"We're glad you came to help, Officer McGoohan," Robin said. "You were involved in almost all of these cases. You can help us sort through them."

He scratched his freckled cheek, "I could…" He let his voice trail off as he looked at me. "Do I at least get a beer out of it, Shamble?"

"A beer? Lunch hour isn't even over," I said. "We'll get you one of those sissy cinnamon lattes you like so much."

McGoo blushed. "Don't tell people that's what I drink! It's not manly."

"Damn right it's not," I said. Sheyenne snickered.

He huffed, "It better be a venti, then." He bent down to pick up a manila folder at his feet. "Hey, I remember this one, the case with the book collector and the cursed paperbacks."

I scooped an armful of manila folders and dropped them on Sheyenne's desk. I sorted through them, skimming the cases. "And here's the one-eyed newt and the cooking competition."

Robin chuckled, "That was a good one. I've got the Mayan sacrificial Christmas turkey right here."

Sheyenne used her poltergeist powers to rearrange the papers, straightening an entire stack and pulling out a sheet that didn't belong with the others. "This one's about Headless Guy. I hope he's still all right."

Robin neatly put together another folder and handed it to Sheyenne for proper filing. "This is the case of the genies and the missing werewolf boy."

"Don't forget the toolbox and the dimensional doorway," I said.

Robin sniffed. "Of course not. That goes without saying."

With her blue eyes sparkling, Sheyenne said, "This is a thick file, the wild west outlaw ghosts and your duel at high midnight."

McGoo patted his chest as if looking for bullet holes there. "I'll never forget that one."

Although we started out with determination and a great deal of energy, as we sorted through the cases, we found ourselves spending more and more time reading and reminiscing. It was as much fun reliving those old adventures as it was to have new ones. As I said, it was a slow afternoon.

These records were a testament to our hard work, imagination, and, more often than not, blind luck.

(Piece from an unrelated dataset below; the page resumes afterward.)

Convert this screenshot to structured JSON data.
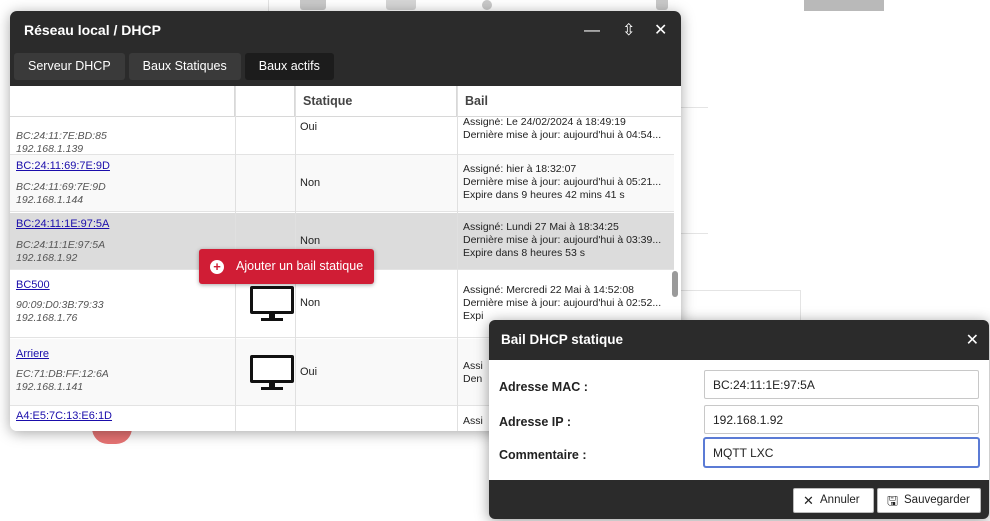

As I always say, the cases don't solve themselves. Sometimes you need a zombie private investigator.

And all of his sidekicks.